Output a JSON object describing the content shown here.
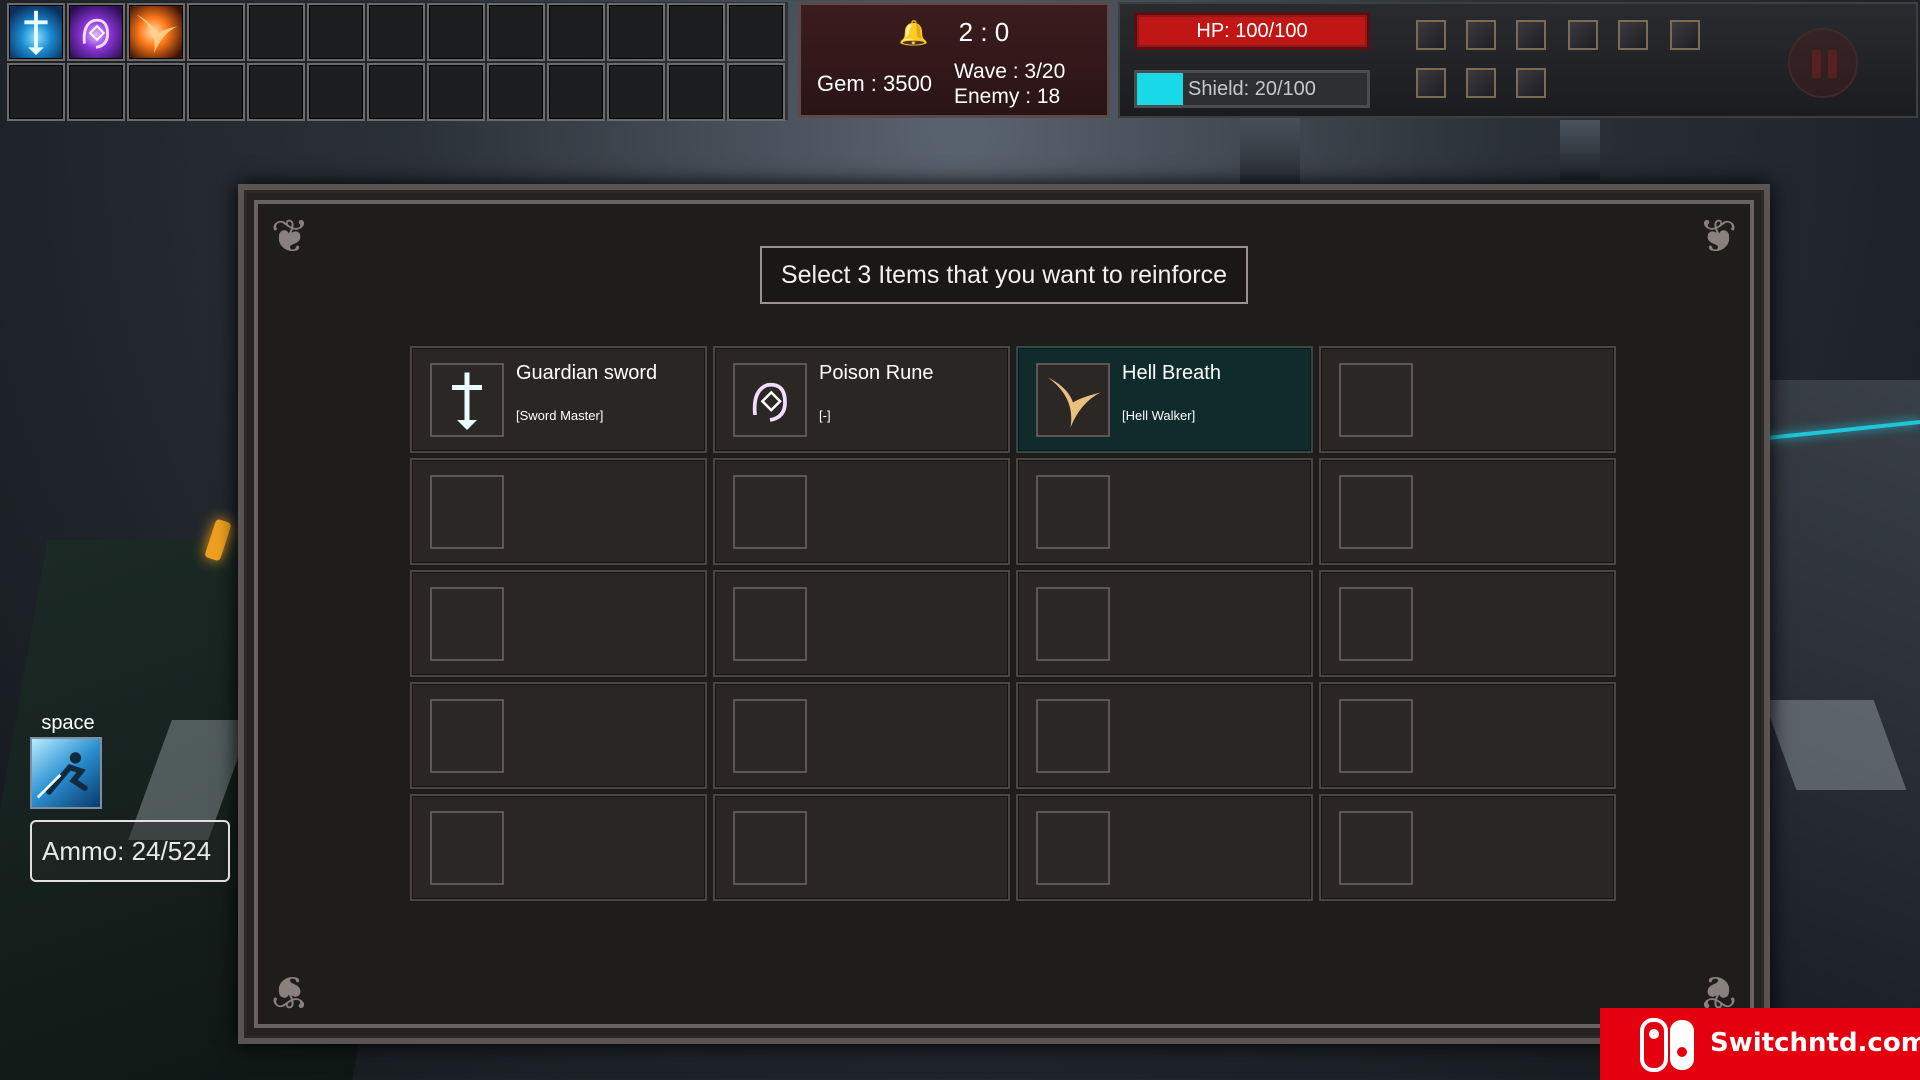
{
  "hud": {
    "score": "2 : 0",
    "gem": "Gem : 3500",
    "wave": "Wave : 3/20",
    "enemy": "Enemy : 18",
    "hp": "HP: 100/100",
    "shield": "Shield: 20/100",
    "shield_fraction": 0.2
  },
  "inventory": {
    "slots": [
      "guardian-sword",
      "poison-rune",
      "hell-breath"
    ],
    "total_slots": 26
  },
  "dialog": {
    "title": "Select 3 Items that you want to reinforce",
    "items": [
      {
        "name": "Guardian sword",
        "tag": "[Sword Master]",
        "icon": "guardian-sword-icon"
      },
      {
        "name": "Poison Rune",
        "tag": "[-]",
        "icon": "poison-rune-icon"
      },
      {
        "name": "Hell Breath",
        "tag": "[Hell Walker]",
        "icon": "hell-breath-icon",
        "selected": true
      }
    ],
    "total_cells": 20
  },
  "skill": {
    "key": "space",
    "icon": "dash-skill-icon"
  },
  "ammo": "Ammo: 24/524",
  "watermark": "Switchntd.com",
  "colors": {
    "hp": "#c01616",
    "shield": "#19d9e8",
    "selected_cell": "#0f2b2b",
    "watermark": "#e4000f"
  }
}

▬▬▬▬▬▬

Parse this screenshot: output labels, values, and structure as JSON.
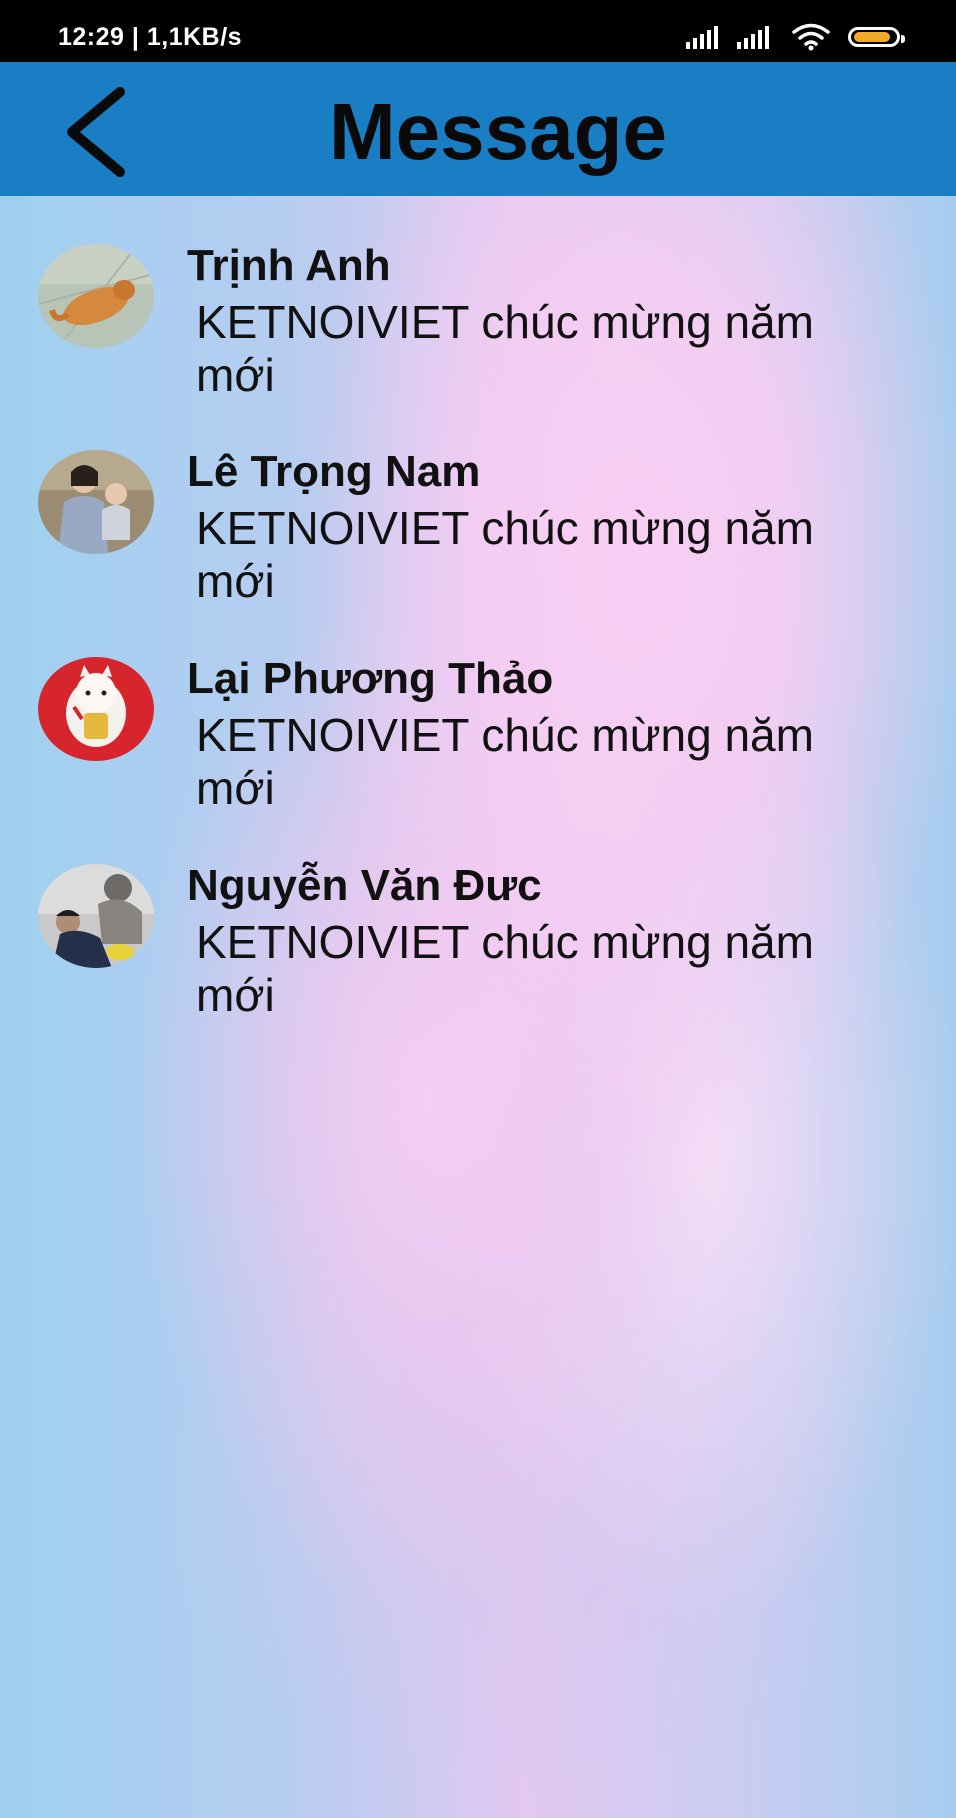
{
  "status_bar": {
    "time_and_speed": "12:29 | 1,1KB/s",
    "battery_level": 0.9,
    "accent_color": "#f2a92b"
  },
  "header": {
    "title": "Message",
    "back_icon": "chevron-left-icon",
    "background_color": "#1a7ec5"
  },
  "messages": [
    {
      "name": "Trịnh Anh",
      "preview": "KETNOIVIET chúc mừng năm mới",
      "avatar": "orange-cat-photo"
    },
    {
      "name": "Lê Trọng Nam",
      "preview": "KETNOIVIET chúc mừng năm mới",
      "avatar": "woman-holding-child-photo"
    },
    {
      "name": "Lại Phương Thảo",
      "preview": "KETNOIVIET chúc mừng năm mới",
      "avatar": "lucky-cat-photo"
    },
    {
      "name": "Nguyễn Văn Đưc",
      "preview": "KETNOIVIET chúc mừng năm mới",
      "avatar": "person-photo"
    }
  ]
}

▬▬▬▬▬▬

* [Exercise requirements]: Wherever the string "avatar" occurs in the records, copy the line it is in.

* [Written solution]:
      "avatar": "orange-cat-photo"
      "avatar": "woman-holding-child-photo"
      "avatar": "lucky-cat-photo"
      "avatar": "person-photo"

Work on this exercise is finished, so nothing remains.